DATA:
◆ ◆ ◆ ◆ ◆

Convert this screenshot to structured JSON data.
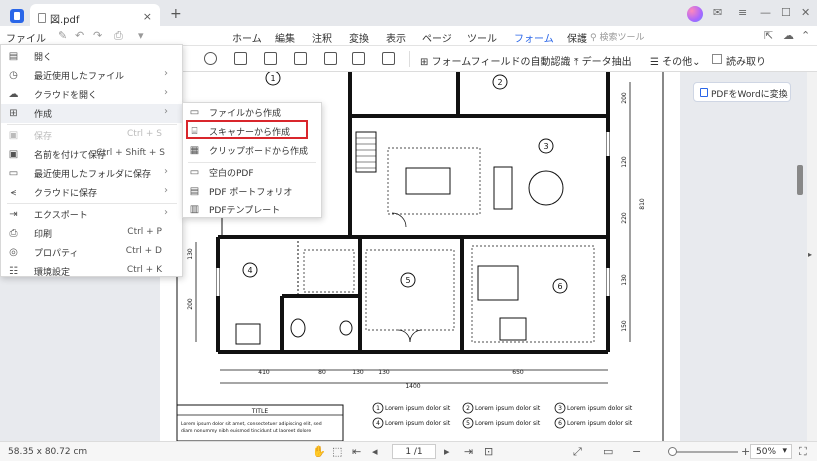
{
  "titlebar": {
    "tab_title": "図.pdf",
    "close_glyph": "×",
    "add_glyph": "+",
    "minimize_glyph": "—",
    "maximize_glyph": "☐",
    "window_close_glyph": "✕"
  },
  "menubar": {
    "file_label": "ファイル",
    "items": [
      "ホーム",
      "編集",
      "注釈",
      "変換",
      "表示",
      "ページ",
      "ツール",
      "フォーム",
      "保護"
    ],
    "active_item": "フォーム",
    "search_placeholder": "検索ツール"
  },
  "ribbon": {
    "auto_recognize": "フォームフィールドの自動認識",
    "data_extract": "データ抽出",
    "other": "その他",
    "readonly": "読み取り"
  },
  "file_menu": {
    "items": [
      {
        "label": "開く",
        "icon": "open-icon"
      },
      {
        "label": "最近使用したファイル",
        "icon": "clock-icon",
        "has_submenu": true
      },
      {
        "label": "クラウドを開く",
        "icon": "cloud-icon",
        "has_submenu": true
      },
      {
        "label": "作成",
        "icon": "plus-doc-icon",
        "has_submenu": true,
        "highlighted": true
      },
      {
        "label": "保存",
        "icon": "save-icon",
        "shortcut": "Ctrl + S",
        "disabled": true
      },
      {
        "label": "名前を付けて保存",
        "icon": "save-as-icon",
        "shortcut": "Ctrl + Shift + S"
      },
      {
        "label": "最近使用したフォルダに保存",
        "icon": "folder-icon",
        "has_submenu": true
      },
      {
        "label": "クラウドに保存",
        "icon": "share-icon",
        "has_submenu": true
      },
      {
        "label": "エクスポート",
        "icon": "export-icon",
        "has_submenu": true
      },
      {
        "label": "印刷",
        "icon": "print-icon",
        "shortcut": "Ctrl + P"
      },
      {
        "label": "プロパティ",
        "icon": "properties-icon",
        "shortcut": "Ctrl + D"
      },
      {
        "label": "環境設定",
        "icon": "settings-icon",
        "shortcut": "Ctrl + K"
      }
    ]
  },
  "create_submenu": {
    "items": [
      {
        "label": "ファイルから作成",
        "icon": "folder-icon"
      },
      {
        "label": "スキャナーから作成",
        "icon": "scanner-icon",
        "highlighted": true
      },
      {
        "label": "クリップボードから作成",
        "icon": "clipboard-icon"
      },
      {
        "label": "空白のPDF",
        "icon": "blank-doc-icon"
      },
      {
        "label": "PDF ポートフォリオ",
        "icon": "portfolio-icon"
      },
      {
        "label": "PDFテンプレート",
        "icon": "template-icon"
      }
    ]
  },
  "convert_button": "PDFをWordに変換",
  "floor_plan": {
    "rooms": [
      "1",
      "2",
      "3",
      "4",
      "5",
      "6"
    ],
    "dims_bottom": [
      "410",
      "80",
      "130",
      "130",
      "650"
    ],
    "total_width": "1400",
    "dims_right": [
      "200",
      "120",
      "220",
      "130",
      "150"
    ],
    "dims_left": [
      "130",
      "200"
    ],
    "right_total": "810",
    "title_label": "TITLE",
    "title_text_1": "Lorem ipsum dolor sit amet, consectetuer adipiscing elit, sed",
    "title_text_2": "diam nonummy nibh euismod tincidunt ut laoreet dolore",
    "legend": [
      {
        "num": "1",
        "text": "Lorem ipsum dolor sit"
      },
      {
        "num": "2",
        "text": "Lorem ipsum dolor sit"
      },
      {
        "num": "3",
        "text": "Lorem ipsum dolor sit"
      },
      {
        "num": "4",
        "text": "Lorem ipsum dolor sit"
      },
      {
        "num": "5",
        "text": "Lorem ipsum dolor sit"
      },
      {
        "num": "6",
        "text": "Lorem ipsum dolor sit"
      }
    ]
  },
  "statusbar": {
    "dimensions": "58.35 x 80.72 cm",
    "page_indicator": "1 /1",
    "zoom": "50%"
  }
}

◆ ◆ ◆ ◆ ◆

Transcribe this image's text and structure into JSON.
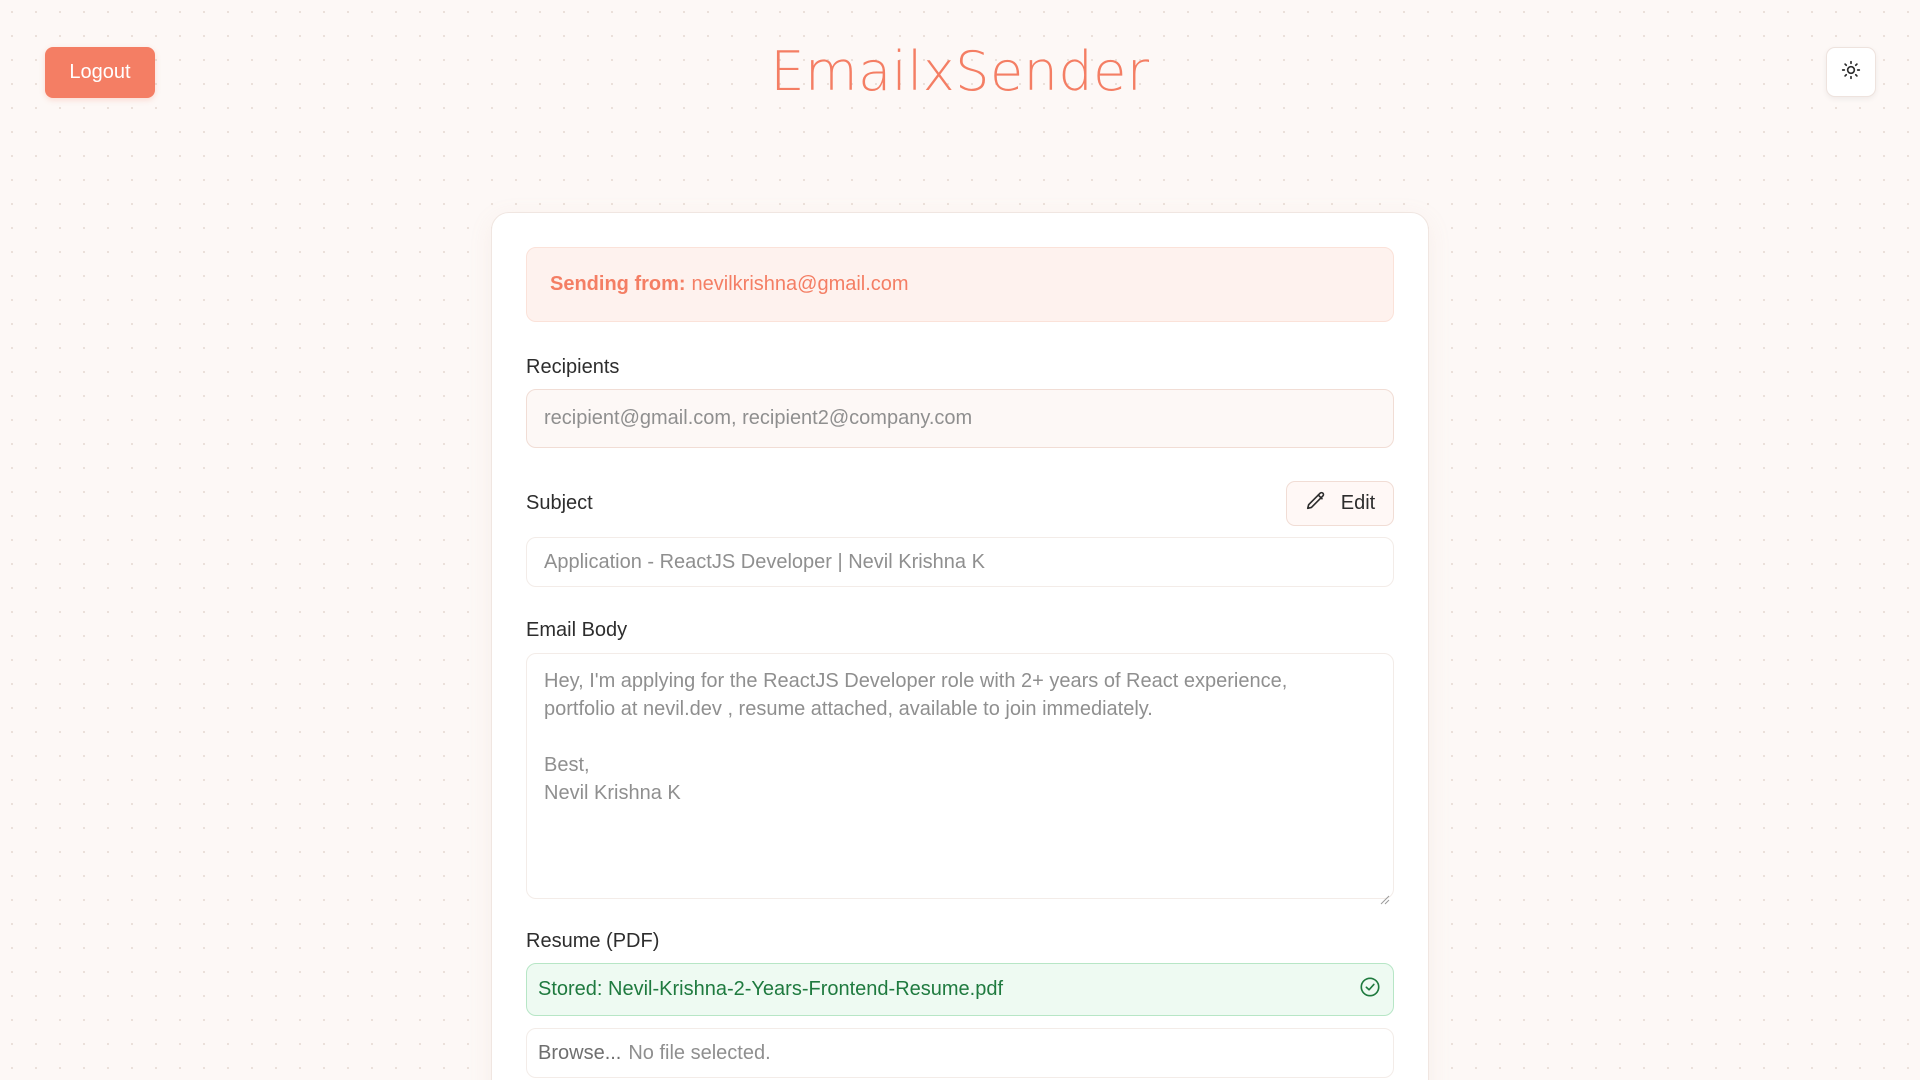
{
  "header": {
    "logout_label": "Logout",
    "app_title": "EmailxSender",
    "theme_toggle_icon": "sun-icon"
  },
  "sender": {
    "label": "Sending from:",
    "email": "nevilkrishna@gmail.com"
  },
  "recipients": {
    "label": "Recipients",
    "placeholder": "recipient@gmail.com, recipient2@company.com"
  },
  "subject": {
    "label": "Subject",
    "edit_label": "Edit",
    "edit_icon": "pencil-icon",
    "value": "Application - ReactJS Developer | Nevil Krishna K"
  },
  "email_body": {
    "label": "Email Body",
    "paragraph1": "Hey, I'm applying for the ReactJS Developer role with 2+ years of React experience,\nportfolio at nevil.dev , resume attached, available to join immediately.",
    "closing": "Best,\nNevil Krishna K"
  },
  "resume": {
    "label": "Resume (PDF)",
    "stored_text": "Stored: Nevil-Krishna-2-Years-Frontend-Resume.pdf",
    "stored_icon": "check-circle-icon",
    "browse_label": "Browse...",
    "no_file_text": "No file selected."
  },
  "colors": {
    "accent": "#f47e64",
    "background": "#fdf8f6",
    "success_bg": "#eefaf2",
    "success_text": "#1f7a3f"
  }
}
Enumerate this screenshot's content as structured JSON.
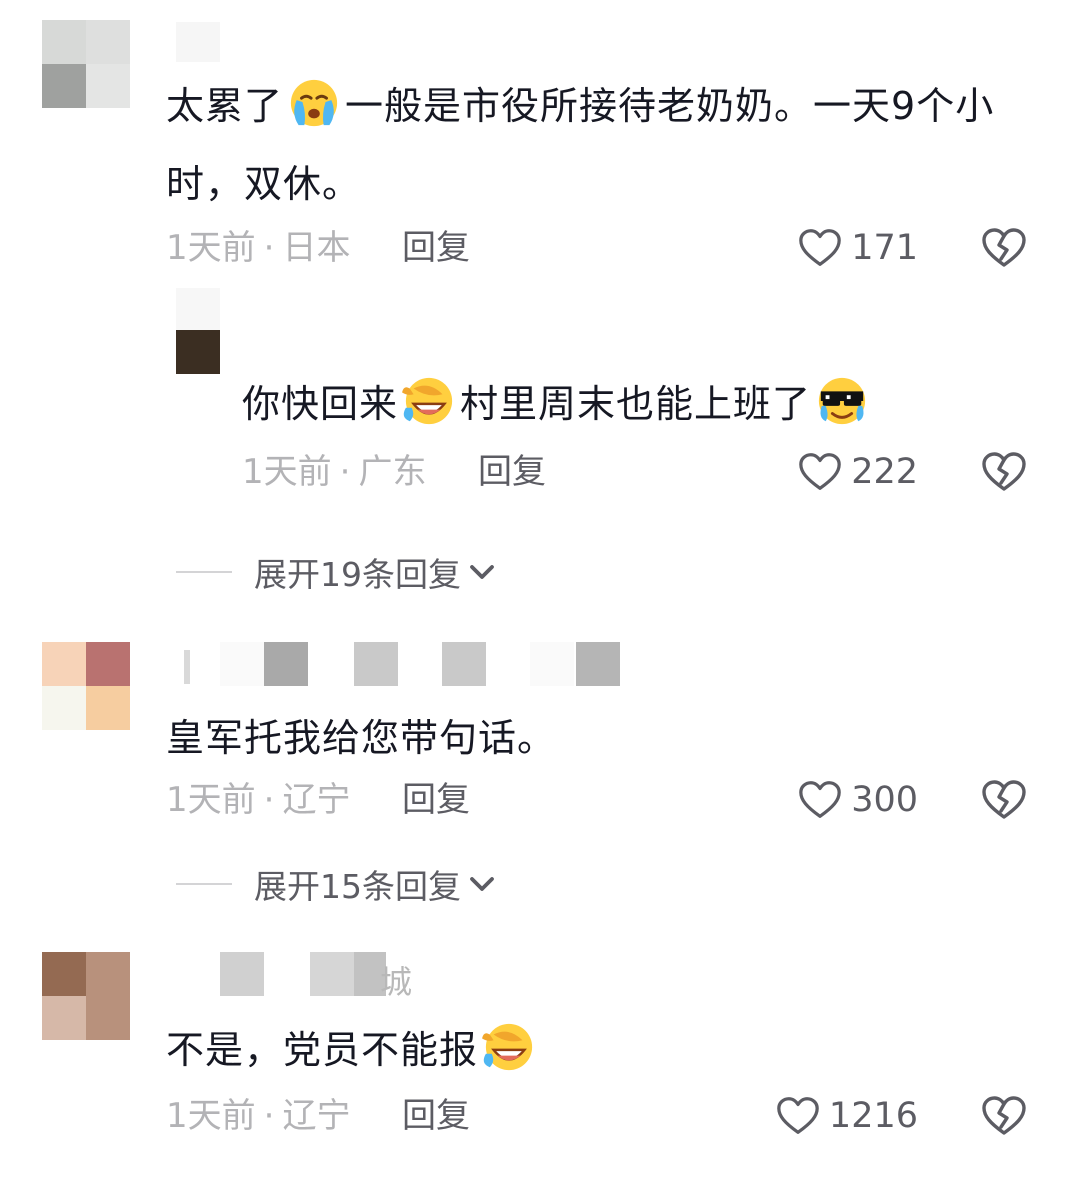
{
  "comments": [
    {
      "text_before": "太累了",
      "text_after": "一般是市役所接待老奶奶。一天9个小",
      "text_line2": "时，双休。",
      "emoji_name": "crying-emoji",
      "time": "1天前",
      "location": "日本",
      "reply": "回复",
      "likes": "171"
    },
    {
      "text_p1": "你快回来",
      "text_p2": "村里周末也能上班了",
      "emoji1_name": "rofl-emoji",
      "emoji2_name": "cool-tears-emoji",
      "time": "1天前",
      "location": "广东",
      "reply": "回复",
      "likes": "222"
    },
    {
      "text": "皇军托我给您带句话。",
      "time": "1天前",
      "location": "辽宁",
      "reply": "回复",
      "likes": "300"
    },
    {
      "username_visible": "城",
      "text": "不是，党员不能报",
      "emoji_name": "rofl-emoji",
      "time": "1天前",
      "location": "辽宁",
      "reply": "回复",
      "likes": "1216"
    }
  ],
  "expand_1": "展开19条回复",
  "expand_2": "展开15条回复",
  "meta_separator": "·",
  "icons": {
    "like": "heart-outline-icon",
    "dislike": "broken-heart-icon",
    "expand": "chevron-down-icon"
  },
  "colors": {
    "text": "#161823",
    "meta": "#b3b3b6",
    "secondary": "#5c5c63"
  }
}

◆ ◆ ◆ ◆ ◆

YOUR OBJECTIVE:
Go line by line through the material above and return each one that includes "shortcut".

ANSWER SECTION:
        "shortcut": "Ctrl + S",
        "shortcut": "Ctrl + Shift + S"
        "shortcut": "Ctrl + P"
        "shortcut": "Ctrl + D"
        "shortcut": "Ctrl + K"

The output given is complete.